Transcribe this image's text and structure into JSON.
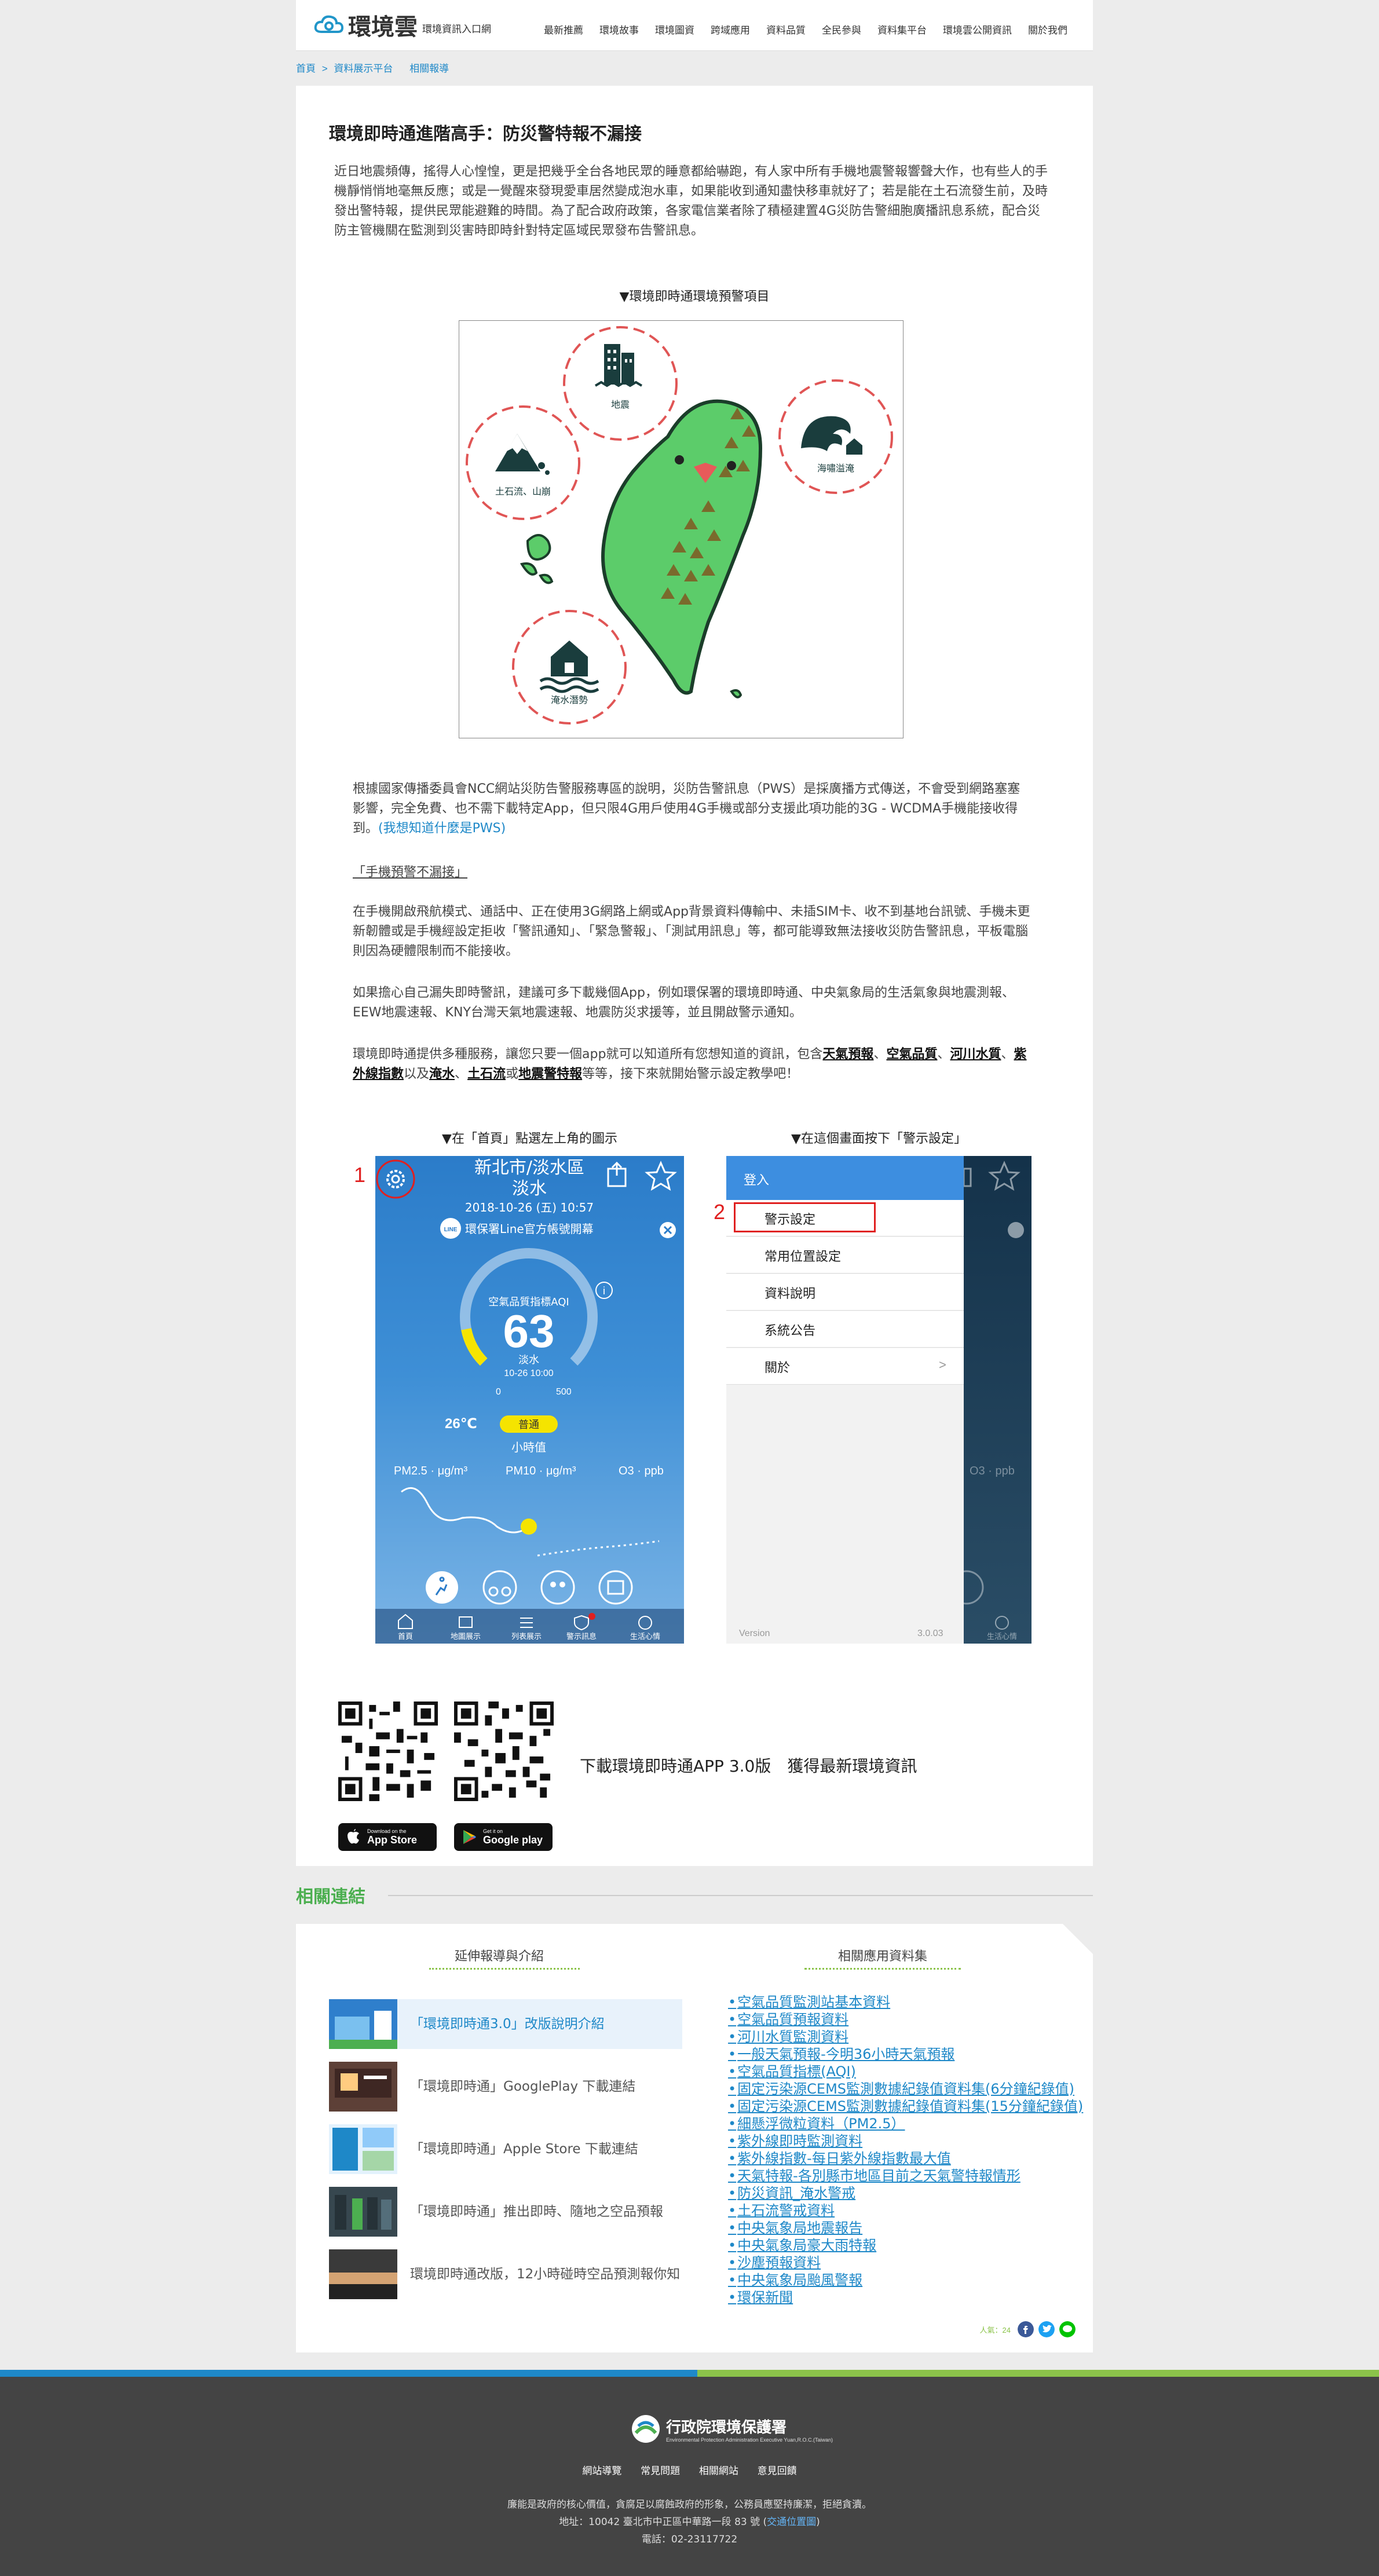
{
  "header": {
    "brand": "環境雲",
    "brand_sub": "環境資訊入口網",
    "nav": [
      "最新推薦",
      "環境故事",
      "環境圖資",
      "跨域應用",
      "資料品質",
      "全民參與",
      "資料集平台",
      "環境雲公開資訊",
      "關於我們"
    ]
  },
  "breadcrumb": {
    "home": "首頁",
    "sep": ">",
    "parent": "資料展示平台",
    "current": "相關報導"
  },
  "article": {
    "title": "環境即時通進階高手：防災警特報不漏接",
    "intro": "近日地震頻傳，搖得人心惶惶，更是把幾乎全台各地民眾的睡意都給嚇跑，有人家中所有手機地震警報響聲大作，也有些人的手機靜悄悄地毫無反應；或是一覺醒來發現愛車居然變成泡水車，如果能收到通知盡快移車就好了；若是能在土石流發生前，及時發出警特報，提供民眾能避難的時間。為了配合政府政策，各家電信業者除了積極建置4G災防告警細胞廣播訊息系統，配合災防主管機關在監測到災害時即時針對特定區域民眾發布告警訊息。",
    "map_caption": "▼環境即時通環境預警項目",
    "map_labels": {
      "earthquake": "地震",
      "landslide": "土石流、山崩",
      "tsunami": "海嘯溢淹",
      "flood": "淹水潛勢"
    },
    "para1": "根據國家傳播委員會NCC網站災防告警服務專區的說明，災防告警訊息（PWS）是採廣播方式傳送，不會受到網路塞塞影響，完全免費、也不需下載特定App，但只限4G用戶使用4G手機或部分支援此項功能的3G - WCDMA手機能接收得到。",
    "para1_link": "(我想知道什麼是PWS)",
    "subhead": "「手機預警不漏接」",
    "para2": "在手機開啟飛航模式、通話中、正在使用3G網路上網或App背景資料傳輸中、未插SIM卡、收不到基地台訊號、手機未更新韌體或是手機經設定拒收「警訊通知」、「緊急警報」、「測試用訊息」等，都可能導致無法接收災防告警訊息，平板電腦則因為硬體限制而不能接收。",
    "para3": "如果擔心自己漏失即時警訊，建議可多下載幾個App，例如環保署的環境即時通、中央氣象局的生活氣象與地震測報、EEW地震速報、KNY台灣天氣地震速報、地震防災求援等，並且開啟警示通知。",
    "para4_a": "環境即時通提供多種服務，讓您只要一個app就可以知道所有您想知道的資訊，包含",
    "para4_items": [
      "天氣預報",
      "空氣品質",
      "河川水質",
      "紫外線指數",
      "淹水",
      "土石流",
      "地震警特報"
    ],
    "para4_sep": [
      "、",
      "、",
      "、",
      "以及",
      "、",
      "或"
    ],
    "para4_b": "等等，接下來就開始警示設定教學吧！",
    "cap_left": "▼在「首頁」點選左上角的圖示",
    "cap_right": "▼在這個畫面按下「警示設定」",
    "download_text": "下載環境即時通APP 3.0版　獲得最新環境資訊"
  },
  "phone1": {
    "step": "1",
    "city": "新北市/淡水區",
    "district": "淡水",
    "datetime": "2018-10-26 (五) 10:57",
    "line_banner": "環保署Line官方帳號開幕",
    "line_badge": "LINE",
    "aqi_label": "空氣品質指標AQI",
    "aqi_value": "63",
    "aqi_place": "淡水",
    "aqi_time": "10-26 10:00",
    "scale_min": "0",
    "scale_max": "500",
    "temp": "26℃",
    "status": "普通",
    "hourly": "小時值",
    "pm25": "PM2.5 · μg/m³",
    "pm10": "PM10 · μg/m³",
    "o3": "O3 · ppb",
    "tabs": [
      "首頁",
      "地圖展示",
      "列表展示",
      "警示訊息",
      "生活心情"
    ],
    "aqi_fraction": 0.126
  },
  "phone2": {
    "step": "2",
    "login": "登入",
    "menu": [
      "警示設定",
      "常用位置設定",
      "資料說明",
      "系統公告",
      "關於"
    ],
    "about_arrow": ">",
    "version_label": "Version",
    "version": "3.0.03",
    "o3": "O3 · ppb",
    "tab_last": "生活心情"
  },
  "stores": {
    "apple_small": "Download on the",
    "apple": "App Store",
    "google_small": "Get it on",
    "google": "Google play"
  },
  "related": {
    "title": "相關連結",
    "left_head": "延伸報導與介紹",
    "right_head": "相關應用資料集",
    "news": [
      "「環境即時通3.0」改版說明介紹",
      "「環境即時通」GooglePlay 下載連結",
      "「環境即時通」Apple Store 下載連結",
      "「環境即時通」推出即時、隨地之空品預報",
      "環境即時通改版，12小時碰時空品預測報你知"
    ],
    "datasets": [
      "空氣品質監測站基本資料",
      "空氣品質預報資料",
      "河川水質監測資料",
      "一般天氣預報-今明36小時天氣預報",
      "空氣品質指標(AQI)",
      "固定污染源CEMS監測數據紀錄值資料集(6分鐘紀錄值)",
      "固定污染源CEMS監測數據紀錄值資料集(15分鐘紀錄值)",
      "細懸浮微粒資料（PM2.5）",
      "紫外線即時監測資料",
      "紫外線指數-每日紫外線指數最大值",
      "天氣特報-各別縣市地區目前之天氣警特報情形",
      "防災資訊_淹水警戒",
      "土石流警戒資料",
      "中央氣象局地震報告",
      "中央氣象局豪大雨特報",
      "沙塵預報資料",
      "中央氣象局颱風警報",
      "環保新聞"
    ],
    "views": "人氣：24"
  },
  "footer": {
    "org": "行政院環境保護署",
    "org_en": "Environmental Protection Administration Executive Yuan,R.O.C.(Taiwan)",
    "links": [
      "網站導覽",
      "常見問題",
      "相關網站",
      "意見回饋"
    ],
    "line1": "廉能是政府的核心價值，貪腐足以腐蝕政府的形象，公務員應堅持廉潔，拒絕貪瀆。",
    "line2_a": "地址：10042 臺北市中正區中華路一段 83 號 (",
    "line2_link": "交通位置圖",
    "line2_b": ")",
    "line3": "電話：02-23117722"
  }
}
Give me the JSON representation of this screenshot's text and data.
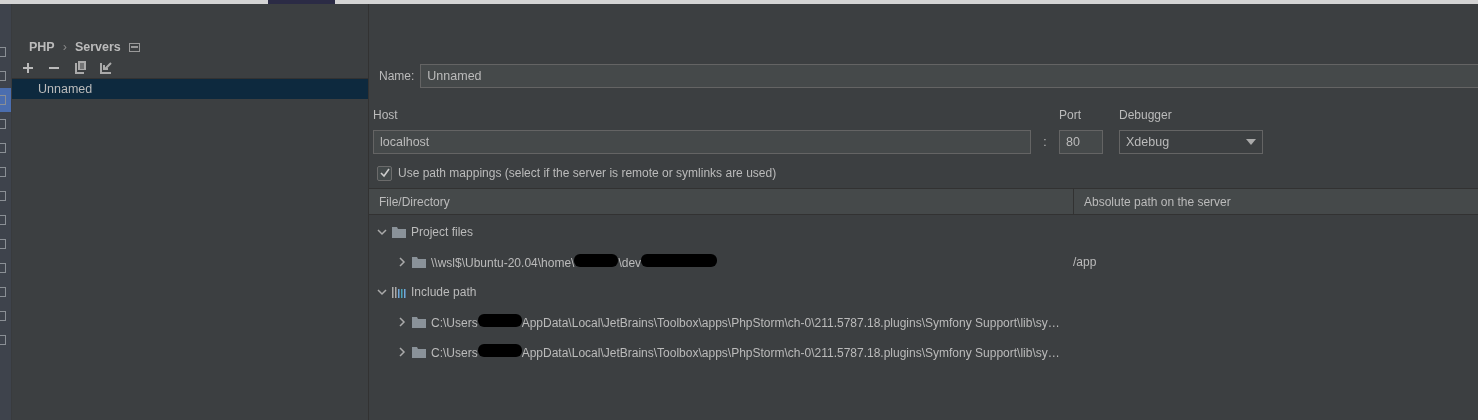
{
  "top_strip": {
    "segments": [
      {
        "selected": false
      },
      {
        "selected": true
      },
      {
        "selected": false
      }
    ]
  },
  "left_strip": {
    "items": [
      {
        "selected": false
      },
      {
        "selected": false
      },
      {
        "selected": true
      },
      {
        "selected": false
      },
      {
        "selected": false
      },
      {
        "selected": false
      },
      {
        "selected": false
      },
      {
        "selected": false
      },
      {
        "selected": false
      },
      {
        "selected": false
      },
      {
        "selected": false
      },
      {
        "selected": false
      },
      {
        "selected": false
      }
    ]
  },
  "breadcrumb": {
    "items": [
      "PHP",
      "Servers"
    ],
    "separator": "›"
  },
  "toolbar": [
    {
      "kind": "add"
    },
    {
      "kind": "remove"
    },
    {
      "kind": "copy"
    },
    {
      "kind": "import"
    }
  ],
  "servers": [
    {
      "label": "Unnamed",
      "selected": true
    }
  ],
  "form": {
    "name_label": "Name:",
    "name_value": "Unnamed",
    "host_label": "Host",
    "host_value": "localhost",
    "port_separator": ":",
    "port_label": "Port",
    "port_value": "80",
    "debugger_label": "Debugger",
    "debugger_value": "Xdebug"
  },
  "path_mappings": {
    "checked": true,
    "label": "Use path mappings (select if the server is remote or symlinks are used)",
    "columns": [
      "File/Directory",
      "Absolute path on the server"
    ],
    "tree": [
      {
        "kind": "folder",
        "expanded": true,
        "parts": [
          {
            "kind": "text",
            "text": "Project files"
          }
        ],
        "children": [
          {
            "kind": "folder",
            "expanded": false,
            "parts": [
              {
                "kind": "text",
                "text": "\\\\wsl$\\Ubuntu-20.04\\home\\"
              },
              {
                "kind": "redacted"
              },
              {
                "kind": "text",
                "text": "\\dev"
              },
              {
                "kind": "redacted_wide"
              }
            ],
            "server_path": "/app"
          }
        ]
      },
      {
        "kind": "library",
        "expanded": true,
        "parts": [
          {
            "kind": "text",
            "text": "Include path"
          }
        ],
        "children": [
          {
            "kind": "folder",
            "expanded": false,
            "parts": [
              {
                "kind": "text",
                "text": "C:\\Users"
              },
              {
                "kind": "redacted"
              },
              {
                "kind": "text",
                "text": "AppData\\Local\\JetBrains\\Toolbox\\apps\\PhpStorm\\ch-0\\211.5787.18.plugins\\Symfony Support\\lib\\sy…"
              }
            ]
          },
          {
            "kind": "folder",
            "expanded": false,
            "parts": [
              {
                "kind": "text",
                "text": "C:\\Users"
              },
              {
                "kind": "redacted"
              },
              {
                "kind": "text",
                "text": "AppData\\Local\\JetBrains\\Toolbox\\apps\\PhpStorm\\ch-0\\211.5787.18.plugins\\Symfony Support\\lib\\sy…"
              }
            ]
          }
        ]
      }
    ]
  }
}
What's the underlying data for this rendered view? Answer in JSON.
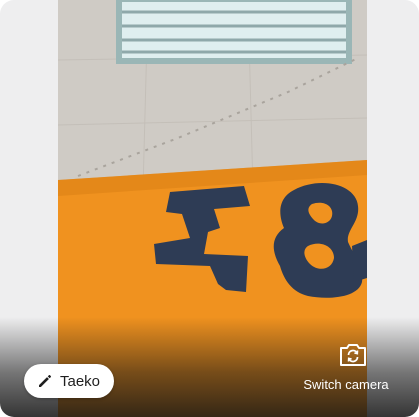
{
  "participant": {
    "name": "Taeko",
    "edit_icon": "pencil-icon"
  },
  "controls": {
    "switch_camera_label": "Switch camera",
    "switch_camera_icon": "camera-switch-icon"
  },
  "colors": {
    "tile_background": "#eeeeef",
    "wall_orange": "#f0921f",
    "letter_navy": "#2e3c55",
    "pill_background": "#ffffff"
  }
}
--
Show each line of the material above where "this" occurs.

Transcribe this image's text and structure into JSON.
Give me the JSON representation of this screenshot's text and data.
What's the underlying data for this rendered view? Answer in JSON.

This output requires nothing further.